An age-old debate has raged about whether you seek a consultant with an answer to a particular problem or prefer someone who can help you better navigate a particular direction. There is no right or wrong answer here. Each need is quite different.
Specialists and generalists do share a common trait; each performs a bit of thinking and a bit of doing to what’s required of them.
Specialists are individuals who have honed a deep set of hard skills in a particular field of expertise. These skills are unique to performing certain job functions and can be acquired from formal education or from work environments. Specialists know these hard skills backwards and forwards; they have become acquainted with nearly every possible scenario in performing those functions. As a result, they are considered reliable because they help solve problems for people in that line of work.

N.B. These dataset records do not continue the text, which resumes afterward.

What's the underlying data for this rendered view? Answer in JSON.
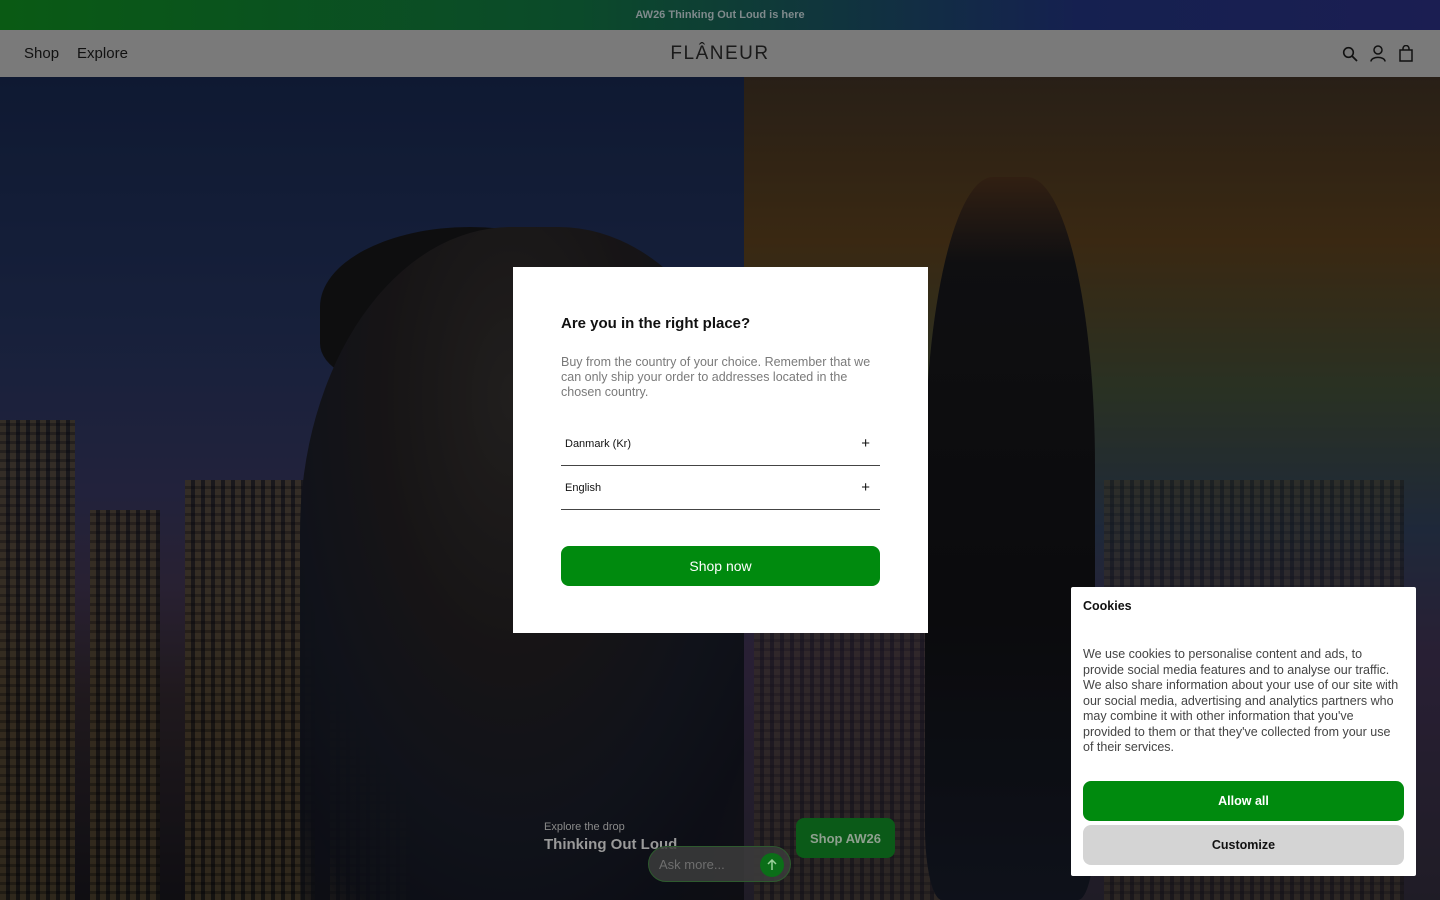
{
  "announcement": {
    "text": "AW26 Thinking Out Loud is here"
  },
  "header": {
    "nav": [
      "Shop",
      "Explore"
    ],
    "logo": "FLÂNEUR",
    "icons": [
      "search-icon",
      "account-icon",
      "bag-icon"
    ]
  },
  "hero": {
    "eyebrow": "Explore the drop",
    "title": "Thinking Out Loud",
    "cta": "Shop AW26",
    "ask_placeholder": "Ask more..."
  },
  "modal": {
    "title": "Are you in the right place?",
    "description": "Buy from the country of your choice. Remember that we can only ship your order to addresses located in the chosen country.",
    "country": "Danmark (Kr)",
    "language": "English",
    "button": "Shop now"
  },
  "cookies": {
    "title": "Cookies",
    "text": "We use cookies to personalise content and ads, to provide social media features and to analyse our traffic. We also share information about your use of our site with our social media, advertising and analytics partners who may combine it with other information that you've provided to them or that they've collected from your use of their services.",
    "allow_label": "Allow all",
    "customize_label": "Customize"
  },
  "colors": {
    "accent": "#008a0e"
  }
}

The world is awash with business consultants. Industry numbers continue to grow and show no signs of slowing. Add to this, traditional consulting models are under renewed and intense pressure to achieve promised value like never before. Can the humble role of the independent consultant offer relief for starved businesses in search of qualitative delivery? And on a related note, why is it that so many businesses who use consultants continue to feel like they didn’t receive the value they were after?
This whitepaper examines these questions and more. It's time to rethink the brief or narrative in terms of what 'type' of consultant will your business benefit most from.

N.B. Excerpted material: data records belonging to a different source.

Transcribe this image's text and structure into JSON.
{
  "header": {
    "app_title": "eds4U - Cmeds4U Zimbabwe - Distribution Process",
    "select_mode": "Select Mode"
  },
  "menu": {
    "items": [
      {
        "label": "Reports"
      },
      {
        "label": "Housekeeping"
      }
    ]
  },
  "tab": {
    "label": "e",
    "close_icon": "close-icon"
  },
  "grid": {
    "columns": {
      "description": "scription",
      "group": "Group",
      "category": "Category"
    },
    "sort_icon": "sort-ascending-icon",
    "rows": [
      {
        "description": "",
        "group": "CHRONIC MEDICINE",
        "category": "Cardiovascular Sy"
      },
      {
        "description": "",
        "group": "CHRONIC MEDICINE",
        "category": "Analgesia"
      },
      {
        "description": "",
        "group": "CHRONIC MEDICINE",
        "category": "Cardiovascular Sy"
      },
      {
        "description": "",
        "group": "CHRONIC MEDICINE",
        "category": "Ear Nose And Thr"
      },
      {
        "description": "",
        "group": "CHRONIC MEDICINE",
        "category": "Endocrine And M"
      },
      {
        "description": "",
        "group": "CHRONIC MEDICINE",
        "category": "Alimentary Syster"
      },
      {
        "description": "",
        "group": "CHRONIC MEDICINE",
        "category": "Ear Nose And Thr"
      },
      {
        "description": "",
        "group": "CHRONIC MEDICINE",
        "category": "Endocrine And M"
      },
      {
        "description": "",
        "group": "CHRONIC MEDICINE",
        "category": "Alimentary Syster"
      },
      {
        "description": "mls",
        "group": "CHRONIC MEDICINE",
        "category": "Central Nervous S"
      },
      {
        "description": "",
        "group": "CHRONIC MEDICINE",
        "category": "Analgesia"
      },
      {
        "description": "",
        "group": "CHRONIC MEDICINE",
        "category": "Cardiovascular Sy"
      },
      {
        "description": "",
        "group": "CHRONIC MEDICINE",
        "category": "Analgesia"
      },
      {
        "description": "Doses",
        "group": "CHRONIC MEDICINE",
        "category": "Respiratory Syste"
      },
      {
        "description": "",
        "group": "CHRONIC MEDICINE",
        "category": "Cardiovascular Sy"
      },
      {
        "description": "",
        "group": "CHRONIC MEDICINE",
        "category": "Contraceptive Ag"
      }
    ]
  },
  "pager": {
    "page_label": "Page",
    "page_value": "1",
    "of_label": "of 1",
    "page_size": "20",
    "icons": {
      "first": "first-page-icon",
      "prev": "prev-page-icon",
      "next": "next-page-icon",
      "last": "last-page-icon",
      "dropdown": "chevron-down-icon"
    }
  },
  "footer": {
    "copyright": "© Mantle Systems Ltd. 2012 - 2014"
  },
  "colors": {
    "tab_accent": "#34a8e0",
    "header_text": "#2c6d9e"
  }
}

This distinguishing difference, based on an opposing set of individual characteristics, is key to rethinking the value proposition to clients. Businesses that address this will discover a new wealth of untapped knowledge and expertise that until recently, has largely remained hidden from their view.

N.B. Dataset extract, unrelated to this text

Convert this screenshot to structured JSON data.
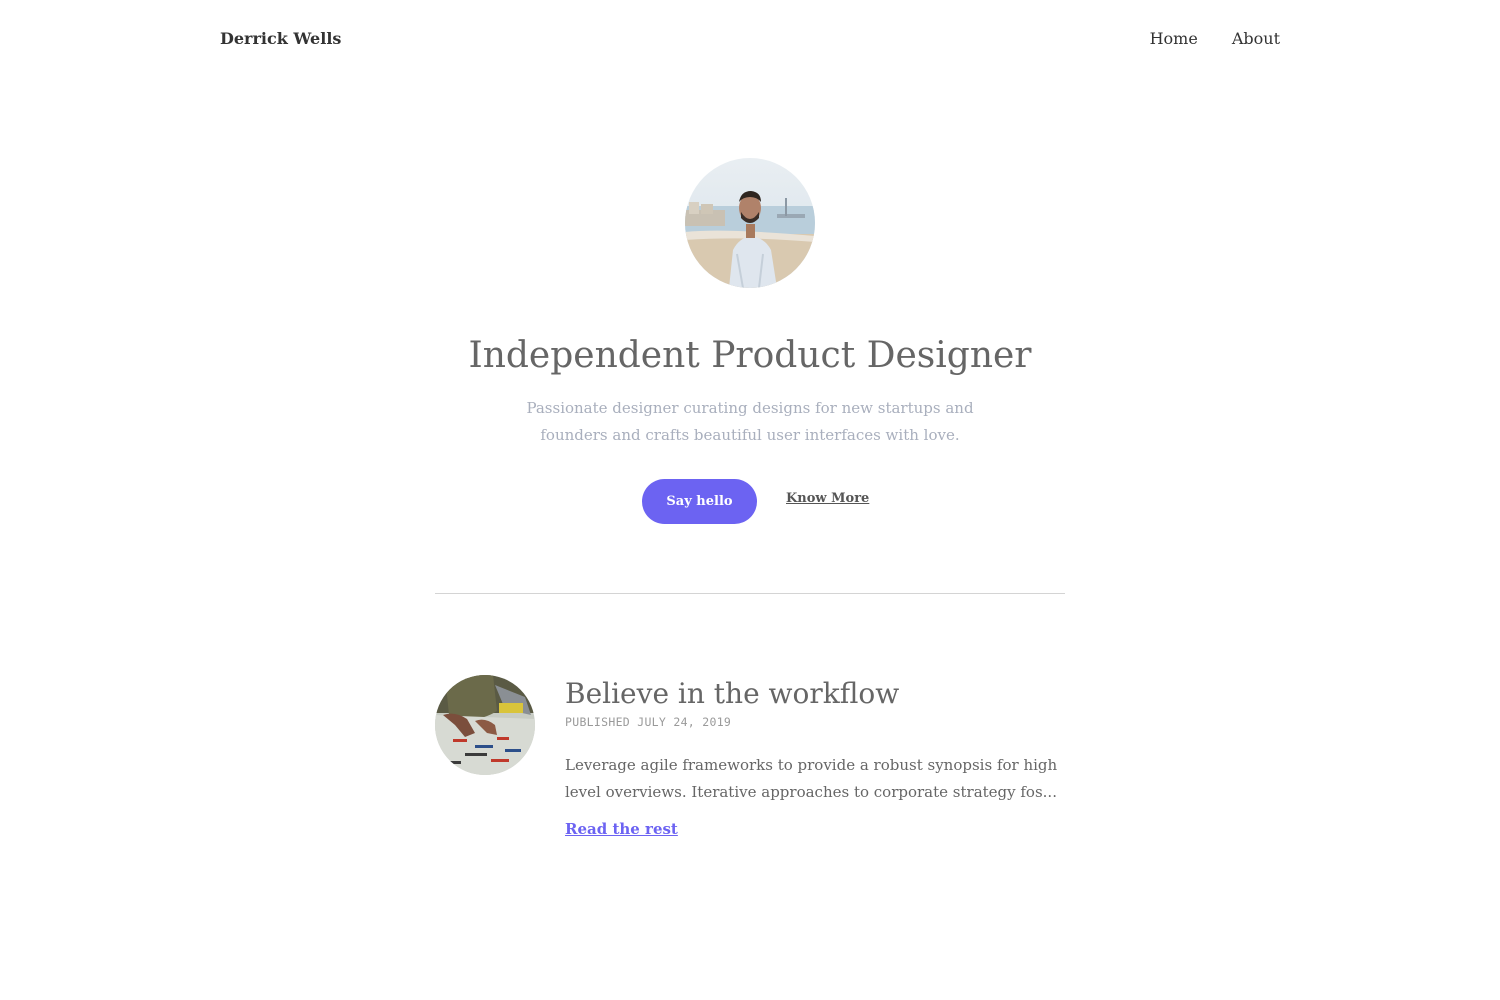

The views expressed in this whitepaper or resource are those of the author and do not represent the views of the Expert360 organisation, any employers, or any other entity that is affiliated with the author. Assumptions made in the analysis are not reflective of the position of any entity other than the author's own views.